=== Provided data ===

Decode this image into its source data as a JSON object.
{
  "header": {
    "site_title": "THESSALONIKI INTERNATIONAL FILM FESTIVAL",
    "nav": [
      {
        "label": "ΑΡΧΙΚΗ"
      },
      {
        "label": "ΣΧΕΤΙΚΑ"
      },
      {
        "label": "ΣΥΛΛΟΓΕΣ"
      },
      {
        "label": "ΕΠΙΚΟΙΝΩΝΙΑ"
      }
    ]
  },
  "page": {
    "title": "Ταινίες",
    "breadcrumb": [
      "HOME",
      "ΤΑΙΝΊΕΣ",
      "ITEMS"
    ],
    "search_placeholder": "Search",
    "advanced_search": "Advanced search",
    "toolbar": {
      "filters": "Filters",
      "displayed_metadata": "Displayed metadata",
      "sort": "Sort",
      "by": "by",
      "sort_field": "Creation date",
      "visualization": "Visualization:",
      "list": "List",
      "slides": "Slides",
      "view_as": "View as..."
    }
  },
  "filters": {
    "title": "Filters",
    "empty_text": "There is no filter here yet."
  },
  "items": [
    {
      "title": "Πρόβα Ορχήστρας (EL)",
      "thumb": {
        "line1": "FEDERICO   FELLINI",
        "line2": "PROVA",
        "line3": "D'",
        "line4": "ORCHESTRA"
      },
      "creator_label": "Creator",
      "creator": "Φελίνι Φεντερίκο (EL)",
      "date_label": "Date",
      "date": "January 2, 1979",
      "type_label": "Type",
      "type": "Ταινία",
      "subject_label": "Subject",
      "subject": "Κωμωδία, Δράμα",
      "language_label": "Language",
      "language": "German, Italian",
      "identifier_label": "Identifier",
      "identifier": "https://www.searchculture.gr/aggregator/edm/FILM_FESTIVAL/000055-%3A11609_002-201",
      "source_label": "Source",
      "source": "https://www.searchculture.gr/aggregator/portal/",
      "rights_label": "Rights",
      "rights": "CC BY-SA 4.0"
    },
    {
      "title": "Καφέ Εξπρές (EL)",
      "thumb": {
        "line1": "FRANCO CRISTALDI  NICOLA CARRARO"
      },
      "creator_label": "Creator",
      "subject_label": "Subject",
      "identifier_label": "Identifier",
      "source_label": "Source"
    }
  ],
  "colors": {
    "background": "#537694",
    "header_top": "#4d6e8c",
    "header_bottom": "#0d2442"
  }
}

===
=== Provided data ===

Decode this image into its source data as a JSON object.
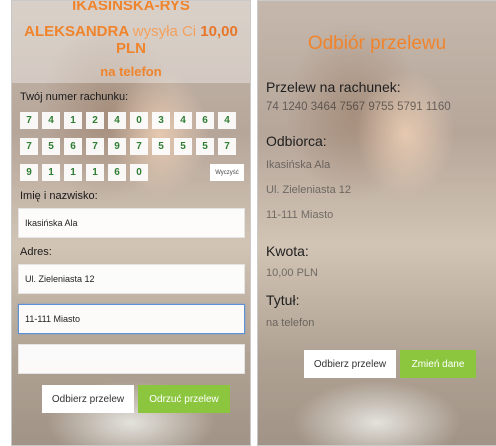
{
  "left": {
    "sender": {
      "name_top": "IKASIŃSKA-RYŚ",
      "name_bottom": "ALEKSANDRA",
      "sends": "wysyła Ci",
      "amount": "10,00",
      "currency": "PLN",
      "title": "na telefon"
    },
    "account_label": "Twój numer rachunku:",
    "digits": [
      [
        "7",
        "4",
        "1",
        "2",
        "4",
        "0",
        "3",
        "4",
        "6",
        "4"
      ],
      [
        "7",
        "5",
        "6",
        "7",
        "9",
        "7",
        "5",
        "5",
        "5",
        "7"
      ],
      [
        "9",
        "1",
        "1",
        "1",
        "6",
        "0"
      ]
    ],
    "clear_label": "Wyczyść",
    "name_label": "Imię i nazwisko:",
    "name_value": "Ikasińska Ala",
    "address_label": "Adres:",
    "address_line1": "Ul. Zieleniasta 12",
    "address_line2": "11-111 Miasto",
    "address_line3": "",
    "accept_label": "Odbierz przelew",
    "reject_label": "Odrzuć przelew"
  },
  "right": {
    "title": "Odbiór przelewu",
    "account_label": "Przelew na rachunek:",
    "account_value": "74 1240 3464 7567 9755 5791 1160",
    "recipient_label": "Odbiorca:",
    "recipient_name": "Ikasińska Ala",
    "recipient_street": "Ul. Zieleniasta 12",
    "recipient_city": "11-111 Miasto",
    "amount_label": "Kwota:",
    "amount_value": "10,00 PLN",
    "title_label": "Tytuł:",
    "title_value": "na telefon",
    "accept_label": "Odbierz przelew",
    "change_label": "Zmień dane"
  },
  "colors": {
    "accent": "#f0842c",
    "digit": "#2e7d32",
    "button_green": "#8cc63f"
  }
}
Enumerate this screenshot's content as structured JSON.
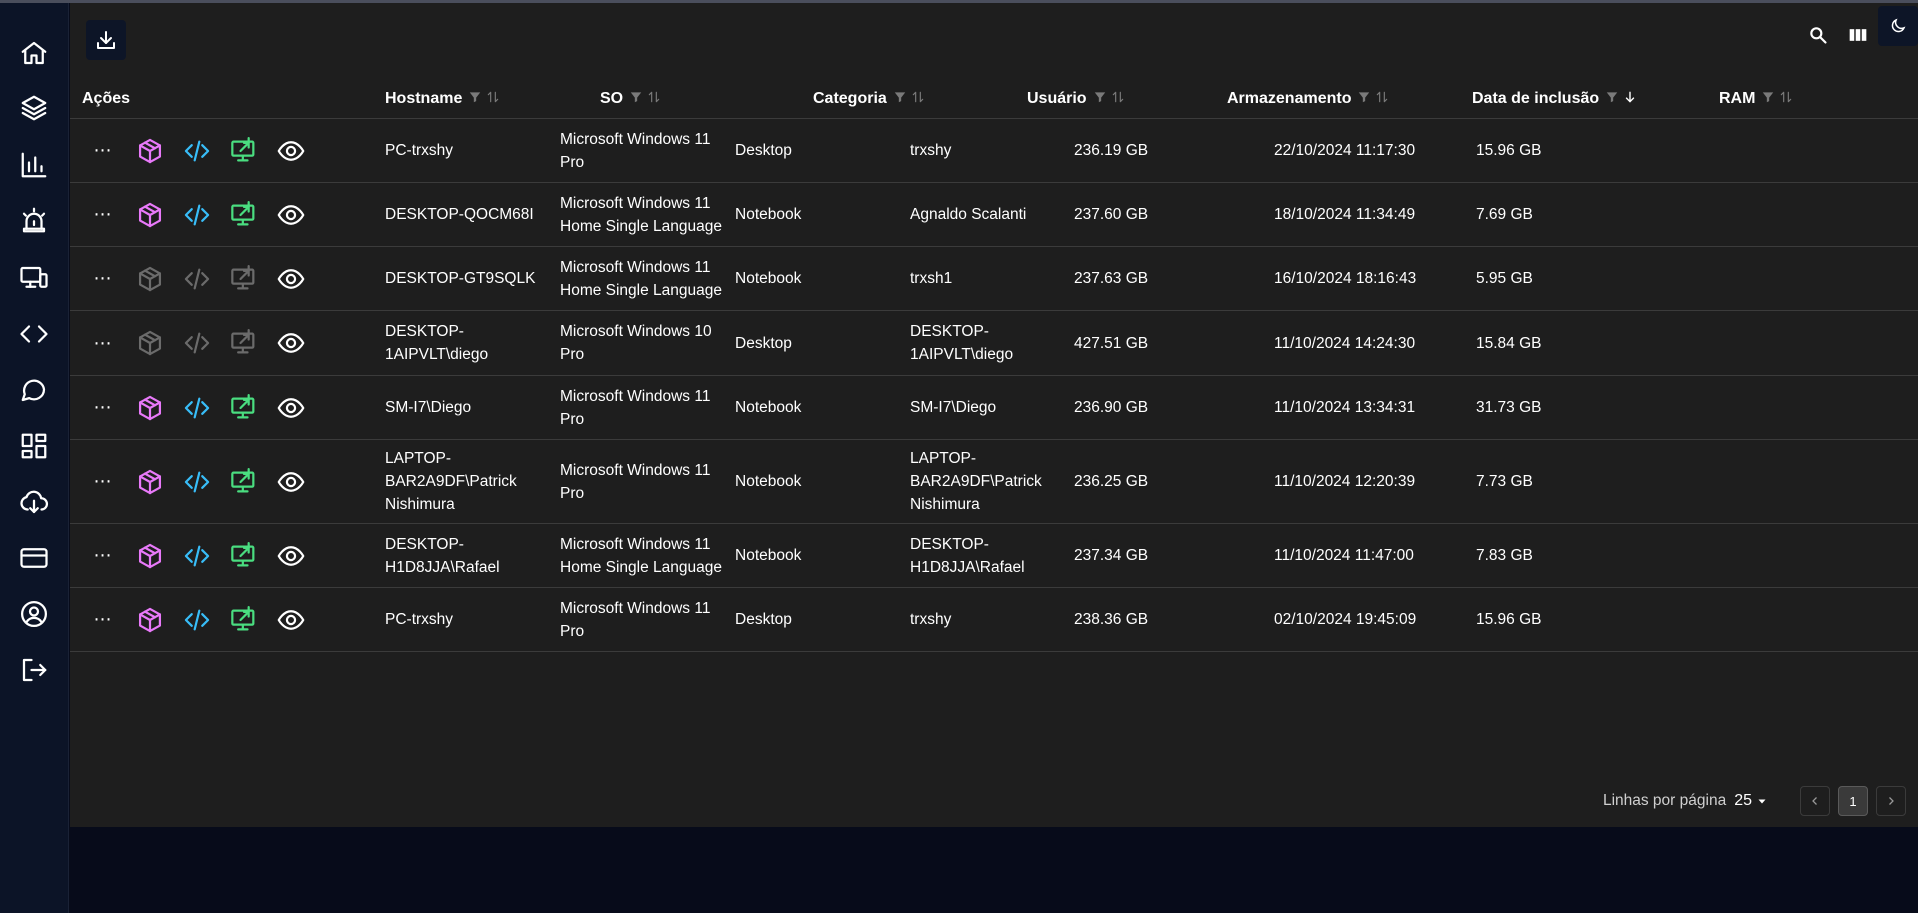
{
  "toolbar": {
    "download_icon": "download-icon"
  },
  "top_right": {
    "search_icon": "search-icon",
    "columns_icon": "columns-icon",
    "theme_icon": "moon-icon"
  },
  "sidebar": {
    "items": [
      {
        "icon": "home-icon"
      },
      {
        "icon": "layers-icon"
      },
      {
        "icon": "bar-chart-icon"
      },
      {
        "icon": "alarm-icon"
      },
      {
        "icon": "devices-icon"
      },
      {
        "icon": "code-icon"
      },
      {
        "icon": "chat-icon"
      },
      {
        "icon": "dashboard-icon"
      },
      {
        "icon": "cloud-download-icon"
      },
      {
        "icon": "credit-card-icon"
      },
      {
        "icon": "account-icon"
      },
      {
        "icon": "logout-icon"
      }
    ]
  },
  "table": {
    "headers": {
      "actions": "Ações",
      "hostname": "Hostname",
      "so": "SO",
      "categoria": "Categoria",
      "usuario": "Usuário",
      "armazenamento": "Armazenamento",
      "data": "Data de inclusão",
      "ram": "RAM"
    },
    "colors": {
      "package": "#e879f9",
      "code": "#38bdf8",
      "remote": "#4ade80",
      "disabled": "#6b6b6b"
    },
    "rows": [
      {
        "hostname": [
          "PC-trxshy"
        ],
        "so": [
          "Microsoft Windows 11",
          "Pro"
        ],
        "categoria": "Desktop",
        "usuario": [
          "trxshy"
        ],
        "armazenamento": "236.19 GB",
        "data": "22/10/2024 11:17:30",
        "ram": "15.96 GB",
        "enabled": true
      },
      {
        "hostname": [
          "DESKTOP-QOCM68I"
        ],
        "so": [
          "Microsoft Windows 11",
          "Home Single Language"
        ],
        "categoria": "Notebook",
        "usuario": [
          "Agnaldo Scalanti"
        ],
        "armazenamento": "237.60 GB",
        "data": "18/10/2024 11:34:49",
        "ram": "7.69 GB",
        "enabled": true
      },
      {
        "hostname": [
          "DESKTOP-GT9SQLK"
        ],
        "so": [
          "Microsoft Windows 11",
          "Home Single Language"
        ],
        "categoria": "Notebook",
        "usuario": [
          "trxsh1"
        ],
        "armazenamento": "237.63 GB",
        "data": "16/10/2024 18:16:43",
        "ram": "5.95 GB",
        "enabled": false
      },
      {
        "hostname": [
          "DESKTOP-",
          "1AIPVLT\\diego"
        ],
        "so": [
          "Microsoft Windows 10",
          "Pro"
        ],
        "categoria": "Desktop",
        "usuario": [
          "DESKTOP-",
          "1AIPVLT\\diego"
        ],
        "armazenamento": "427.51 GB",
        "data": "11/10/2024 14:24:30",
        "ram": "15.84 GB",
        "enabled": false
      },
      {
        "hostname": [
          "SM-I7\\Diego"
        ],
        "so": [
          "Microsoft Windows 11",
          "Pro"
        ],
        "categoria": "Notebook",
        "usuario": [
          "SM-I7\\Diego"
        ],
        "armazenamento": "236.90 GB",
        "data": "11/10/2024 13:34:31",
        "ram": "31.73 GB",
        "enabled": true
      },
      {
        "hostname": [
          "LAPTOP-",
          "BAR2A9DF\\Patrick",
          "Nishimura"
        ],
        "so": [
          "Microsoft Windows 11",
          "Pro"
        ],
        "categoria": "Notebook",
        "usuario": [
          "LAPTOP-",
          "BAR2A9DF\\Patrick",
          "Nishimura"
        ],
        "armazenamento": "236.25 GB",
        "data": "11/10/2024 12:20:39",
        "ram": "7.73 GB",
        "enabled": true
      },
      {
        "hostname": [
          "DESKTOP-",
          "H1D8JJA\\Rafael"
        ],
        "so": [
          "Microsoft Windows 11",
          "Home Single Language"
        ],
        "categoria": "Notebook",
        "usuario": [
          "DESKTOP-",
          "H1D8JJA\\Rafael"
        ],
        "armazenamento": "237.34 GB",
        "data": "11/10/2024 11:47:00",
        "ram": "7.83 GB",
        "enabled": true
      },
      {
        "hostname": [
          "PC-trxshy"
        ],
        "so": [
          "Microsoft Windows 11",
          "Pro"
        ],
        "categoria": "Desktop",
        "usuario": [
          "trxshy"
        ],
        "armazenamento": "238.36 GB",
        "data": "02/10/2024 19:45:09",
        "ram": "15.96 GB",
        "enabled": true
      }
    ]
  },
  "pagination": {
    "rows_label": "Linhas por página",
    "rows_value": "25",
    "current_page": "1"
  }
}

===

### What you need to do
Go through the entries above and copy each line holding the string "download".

### Reply
    "download_icon": "download-icon"
        "icon": "cloud-download-icon"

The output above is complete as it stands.